Republican hardliners in the House of Representatives are pushing back against the bipartisan deal struck on Sunday aimed at avoiding a government shutdown.
The conservative House Freedom Caucus led the revolt against Speaker Mike Johnson, R-La., and Senate Majority Leader Chuck Schumer’s agreement on Sunday evening, recirculating a late December memo that said any funding topline higher than $1.59 trillion would be ‘totally unacceptable.’
‘It’s even worse than we thought,’ the group posted on X. ‘Don’t believe the spin. Once you break through typical Washington math, the true total programmatic spending level is $1.658 trillion — not $1.59 trillion.’
The statement called the deal a ‘total failure.’
Previous GOP rebellions in the spending fight have seen conservative lawmakers intentionally tank their own party’s procedural votes, effectively delaying government funding bills from getting to the floor.
But Congress is working on a major time crunch, with federal funding expiring for some agencies on Jan. 19 and all others on Feb. 2.
They’re also operating on a two-seat majority for most of this month, after Majority Leader Steve Scalise, R-La., announced Friday that he would be recovering from cancer-related treatment for most of January.
That means House leadership will likely have to put any spending bills up under suspension, which would bypass the procedural hurdle but raise the threshold for passage to two-thirds of the chamber rather than a simple majority.
It’s all but assured that any final appropriations bills will need Democratic support to pass the House.
Both Reps. Marjorie Taylor Greene, R-Ga., and Tim Burchett, R-Tenn., said they were against the agreement.
‘I’m currently a no,’ Burchett said on Fox Report. ‘I’d like to see some real cuts…and maybe cut back on all the…spending that we’ve been doing. And until we do that, we are we are falling off a fiscal cliff.’
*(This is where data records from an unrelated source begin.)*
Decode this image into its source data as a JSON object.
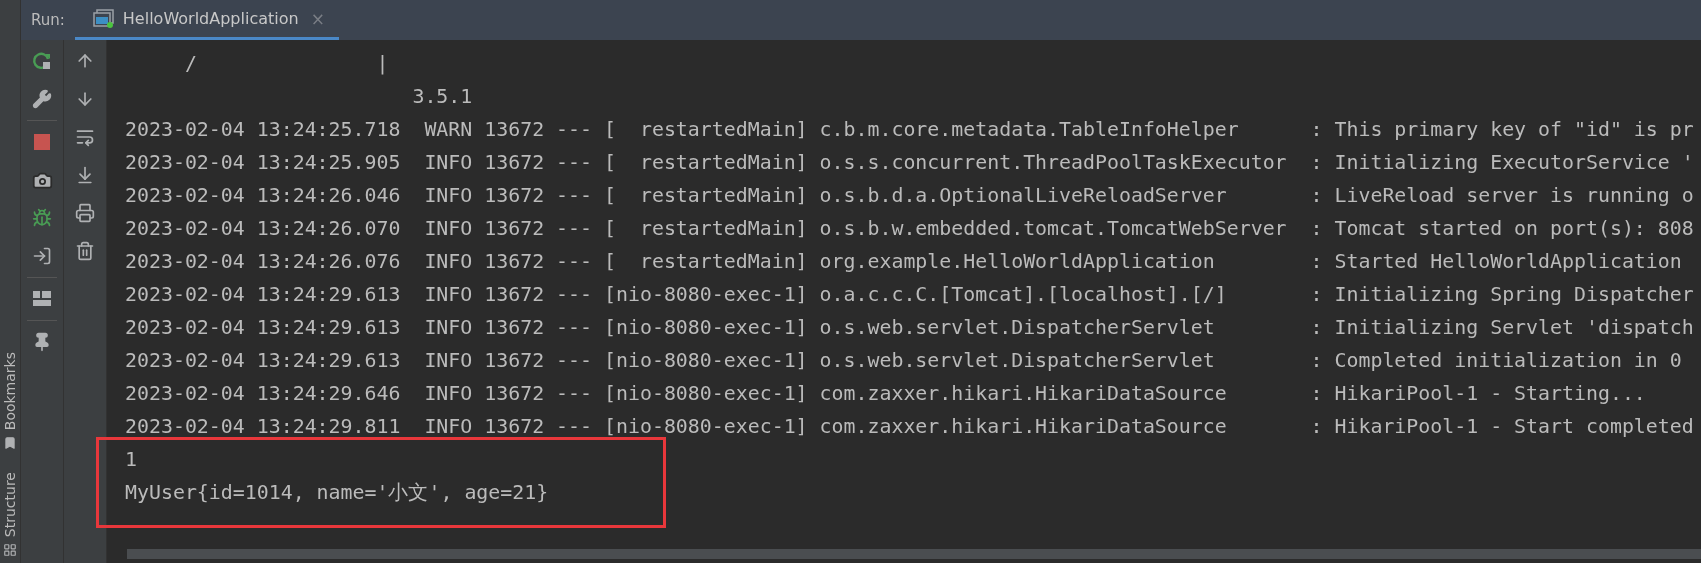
{
  "sidebar": {
    "items": [
      {
        "label": "Bookmarks",
        "kind": "bookmarks"
      },
      {
        "label": "Structure",
        "kind": "structure"
      }
    ]
  },
  "run_panel": {
    "label": "Run:",
    "tabs": [
      {
        "title": "HelloWorldApplication",
        "selected": true,
        "close": "×"
      }
    ]
  },
  "console": {
    "lines": [
      "     /               |",
      "                        3.5.1",
      "2023-02-04 13:24:25.718  WARN 13672 --- [  restartedMain] c.b.m.core.metadata.TableInfoHelper      : This primary key of \"id\" is pr",
      "2023-02-04 13:24:25.905  INFO 13672 --- [  restartedMain] o.s.s.concurrent.ThreadPoolTaskExecutor  : Initializing ExecutorService '",
      "2023-02-04 13:24:26.046  INFO 13672 --- [  restartedMain] o.s.b.d.a.OptionalLiveReloadServer       : LiveReload server is running o",
      "2023-02-04 13:24:26.070  INFO 13672 --- [  restartedMain] o.s.b.w.embedded.tomcat.TomcatWebServer  : Tomcat started on port(s): 808",
      "2023-02-04 13:24:26.076  INFO 13672 --- [  restartedMain] org.example.HelloWorldApplication        : Started HelloWorldApplication",
      "2023-02-04 13:24:29.613  INFO 13672 --- [nio-8080-exec-1] o.a.c.c.C.[Tomcat].[localhost].[/]       : Initializing Spring Dispatcher",
      "2023-02-04 13:24:29.613  INFO 13672 --- [nio-8080-exec-1] o.s.web.servlet.DispatcherServlet        : Initializing Servlet 'dispatch",
      "2023-02-04 13:24:29.613  INFO 13672 --- [nio-8080-exec-1] o.s.web.servlet.DispatcherServlet        : Completed initialization in 0",
      "2023-02-04 13:24:29.646  INFO 13672 --- [nio-8080-exec-1] com.zaxxer.hikari.HikariDataSource       : HikariPool-1 - Starting...",
      "2023-02-04 13:24:29.811  INFO 13672 --- [nio-8080-exec-1] com.zaxxer.hikari.HikariDataSource       : HikariPool-1 - Start completed"
    ],
    "output": [
      "1",
      "MyUser{id=1014, name='小文', age=21}"
    ]
  }
}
Greene wrote on X, ‘I am a NO to the Johnson Schumer budget deal. This $1.6 Trillion dollar budget agreement does nothing to secure the border, stop the invasion, or stop the weaponized government targeting Biden’s political enemies and innocent Americans. So much for the power of the purse!’
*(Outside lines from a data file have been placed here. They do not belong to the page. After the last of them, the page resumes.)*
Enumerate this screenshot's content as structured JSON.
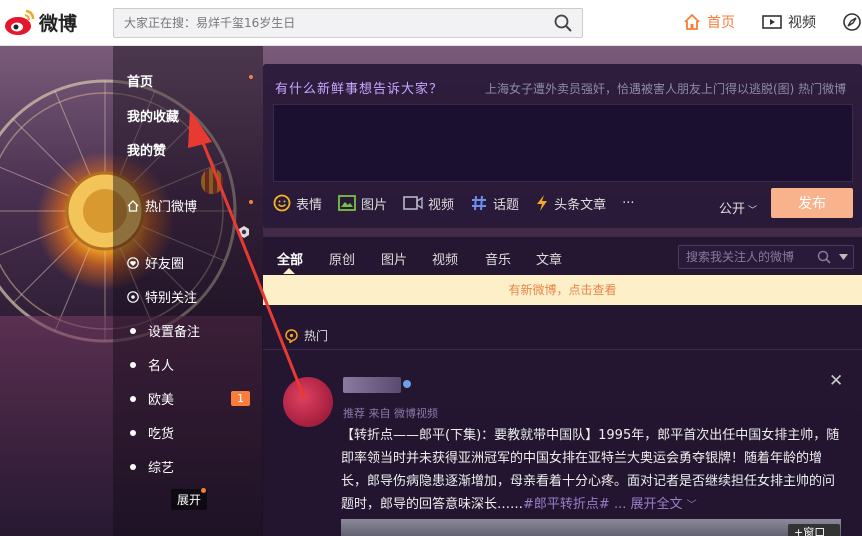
{
  "brand": {
    "name": "微博",
    "color": "#e6162d"
  },
  "search": {
    "placeholder": "大家正在搜：易烊千玺16岁生日"
  },
  "nav": {
    "home": "首页",
    "video": "视频"
  },
  "leftnav": {
    "items": [
      "首页",
      "我的收藏",
      "我的赞"
    ],
    "hot": "热门微博",
    "friends": "好友圈",
    "special": "特别关注",
    "groups": [
      "设置备注",
      "名人",
      "欧美",
      "吃货",
      "综艺"
    ],
    "badge": "1",
    "expand": "展开"
  },
  "composer": {
    "prompt": "有什么新鲜事想告诉大家？",
    "hot_topic": "上海女子遭外卖员强奸，恰遇被害人朋友上门得以逃脱(图)   热门微博",
    "tools": [
      "表情",
      "图片",
      "视频",
      "话题",
      "头条文章"
    ],
    "more": "···",
    "visibility": "公开",
    "submit": "发布"
  },
  "feed": {
    "tabs": [
      "全部",
      "原创",
      "图片",
      "视频",
      "音乐",
      "文章"
    ],
    "search_placeholder": "搜索我关注人的微博",
    "new_notice": "有新微博，点击查看",
    "hot_label": "热门",
    "post": {
      "source": "推荐 来自 微博视频",
      "text": "【转折点——郎平(下集)：要教就带中国队】1995年，郎平首次出任中国女排主帅，随即率领当时并未获得亚洲冠军的中国女排在亚特兰大奥运会勇夺银牌！随着年龄的增长，郎导伤病隐患逐渐增加，母亲看着十分心疼。面对记者是否继续担任女排主帅的问题时，郎导的回答意味深长……",
      "tag": "#郎平转折点#",
      "expand": "... 展开全文",
      "media_tag": "+窗口"
    }
  },
  "colors": {
    "accent": "#fa7d3c",
    "arrow": "#e83a32"
  }
}
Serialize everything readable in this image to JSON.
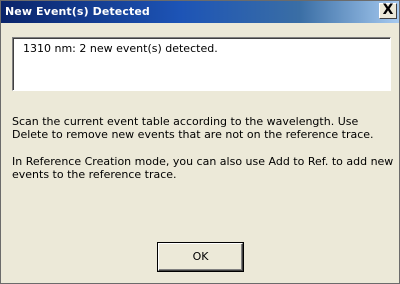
{
  "window": {
    "title": "New Event(s) Detected",
    "close_icon": "close-icon",
    "close_glyph": "X"
  },
  "message": {
    "text": "1310 nm: 2 new event(s) detected."
  },
  "info": {
    "paragraph1": "Scan the current event table according to the wavelength. Use Delete to remove new events that are not on the reference trace.",
    "paragraph2": "In Reference Creation mode, you can also use Add to Ref. to add new events to the reference trace."
  },
  "buttons": {
    "ok_label": "OK"
  },
  "colors": {
    "dialog_background": "#ece9d8",
    "titlebar_start": "#0a246a",
    "titlebar_end": "#a6caf0",
    "title_text": "#ffffff"
  }
}
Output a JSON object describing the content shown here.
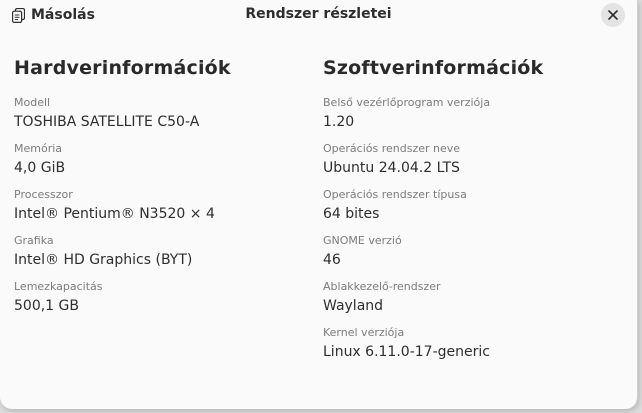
{
  "header": {
    "copy_label": "Másolás",
    "title": "Rendszer részletei"
  },
  "hardware": {
    "title": "Hardverinformációk",
    "fields": [
      {
        "label": "Modell",
        "value": "TOSHIBA SATELLITE C50-A"
      },
      {
        "label": "Memória",
        "value": "4,0 GiB"
      },
      {
        "label": "Processzor",
        "value": "Intel® Pentium® N3520 × 4"
      },
      {
        "label": "Grafika",
        "value": "Intel® HD Graphics (BYT)"
      },
      {
        "label": "Lemezkapacitás",
        "value": "500,1 GB"
      }
    ]
  },
  "software": {
    "title": "Szoftverinformációk",
    "fields": [
      {
        "label": "Belső vezérlőprogram verziója",
        "value": "1.20"
      },
      {
        "label": "Operációs rendszer neve",
        "value": "Ubuntu 24.04.2 LTS"
      },
      {
        "label": "Operációs rendszer típusa",
        "value": "64 bites"
      },
      {
        "label": "GNOME verzió",
        "value": "46"
      },
      {
        "label": "Ablakkezelő-rendszer",
        "value": "Wayland"
      },
      {
        "label": "Kernel verziója",
        "value": "Linux 6.11.0-17-generic"
      }
    ]
  },
  "icons": {
    "copy": "copy-icon",
    "close": "close-icon"
  },
  "colors": {
    "dialog_bg": "#fafafa",
    "text": "#2e2e2e",
    "label": "#7c7c7c",
    "close_bg": "#e4e4e4"
  }
}
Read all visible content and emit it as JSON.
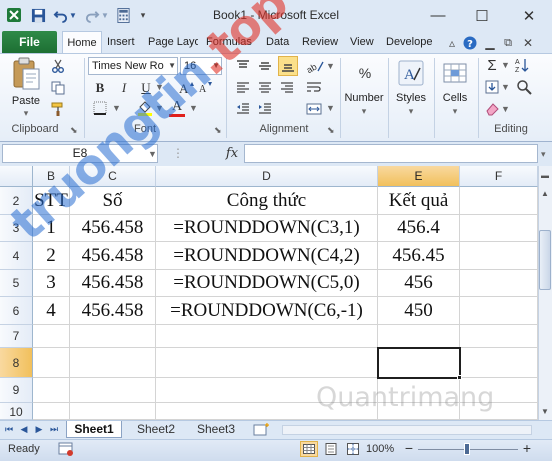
{
  "window": {
    "title": "Book1 - Microsoft Excel",
    "minimize": "—",
    "maximize": "☐",
    "close": "✕"
  },
  "quick_access": {
    "save_icon": "floppy-disk",
    "undo_icon": "undo-arrow",
    "redo_icon": "redo-arrow",
    "calculator_icon": "calculator"
  },
  "ribbon_tabs": [
    {
      "label": "File"
    },
    {
      "label": "Home"
    },
    {
      "label": "Insert"
    },
    {
      "label": "Page Layo"
    },
    {
      "label": "Formulas"
    },
    {
      "label": "Data"
    },
    {
      "label": "Review"
    },
    {
      "label": "View"
    },
    {
      "label": "Develope"
    }
  ],
  "ribbon": {
    "clipboard": {
      "paste_label": "Paste",
      "group_label": "Clipboard"
    },
    "font": {
      "name": "Times New Ro",
      "size": "16",
      "bold": "B",
      "italic": "I",
      "underline": "U",
      "font_color": "A",
      "group_label": "Font"
    },
    "alignment": {
      "group_label": "Alignment"
    },
    "number": {
      "label": "Number",
      "percent": "%"
    },
    "styles": {
      "label": "Styles"
    },
    "cells": {
      "label": "Cells"
    },
    "editing": {
      "sum_icon": "Σ",
      "group_label": "Editing"
    }
  },
  "formula_bar": {
    "name_box": "E8",
    "fx_label": "fx",
    "value": ""
  },
  "sheet": {
    "columns": [
      "B",
      "C",
      "D",
      "E",
      "F"
    ],
    "selected_column": "E",
    "rows": [
      {
        "number": "2",
        "cells": [
          "STT",
          "Số",
          "Công thức",
          "Kết quả",
          ""
        ]
      },
      {
        "number": "3",
        "cells": [
          "1",
          "456.458",
          "=ROUNDDOWN(C3,1)",
          "456.4",
          ""
        ]
      },
      {
        "number": "4",
        "cells": [
          "2",
          "456.458",
          "=ROUNDDOWN(C4,2)",
          "456.45",
          ""
        ]
      },
      {
        "number": "5",
        "cells": [
          "3",
          "456.458",
          "=ROUNDDOWN(C5,0)",
          "456",
          ""
        ]
      },
      {
        "number": "6",
        "cells": [
          "4",
          "456.458",
          "=ROUNDDOWN(C6,-1)",
          "450",
          ""
        ]
      },
      {
        "number": "7",
        "cells": [
          "",
          "",
          "",
          "",
          ""
        ]
      },
      {
        "number": "8",
        "cells": [
          "",
          "",
          "",
          "",
          ""
        ]
      },
      {
        "number": "9",
        "cells": [
          "",
          "",
          "",
          "",
          ""
        ]
      },
      {
        "number": "10",
        "cells": [
          "",
          "",
          "",
          "",
          ""
        ]
      }
    ],
    "selected_row": "8",
    "selected_cell": "E8"
  },
  "sheet_tabs": {
    "tabs": [
      "Sheet1",
      "Sheet2",
      "Sheet3"
    ],
    "active": "Sheet1"
  },
  "status_bar": {
    "status": "Ready",
    "zoom": "100%",
    "zoom_out": "−",
    "zoom_in": "+"
  },
  "watermarks": {
    "site1_part1": "truongtin",
    "site1_part2": ".top",
    "site2": "Quantrimang"
  }
}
Johnson and Schumer, D-N.Y., both claimed victory when announcing they had agreed on what level to fund the government at for the remainder of fiscal year 2024. Their plan would set a statutory topline of $1.59 trillion, the same level Schumer set with ex-Speaker Kevin McCarthy, R-Calif., as part of negotiations to raise the debt limit last spring.
The updated plan would also factor in most of a $69 billion side deal made between McCarthy and President Biden. Johnson said he negotiated an added $16 billion in spending cuts this year to offset that.
Rep. Chip Roy, R-Texas, on X called the agreed-upon spending level ‘terrible,’ adding that it ‘gives away the leverage accomplished in the (already not great) caps deal’ between McCarthy and Biden, the Fiscal Responsibility Act.
But a GOP aide pushed back against that notion on Sunday night, telling Fox News Digital, ‘This deal has the same levels of spending as the [Fiscal Responsibility Act] deal except with billions more in cuts. Republicans put the screws to Democrats one more time.’
The House is formally back from the holidays on Jan. 9.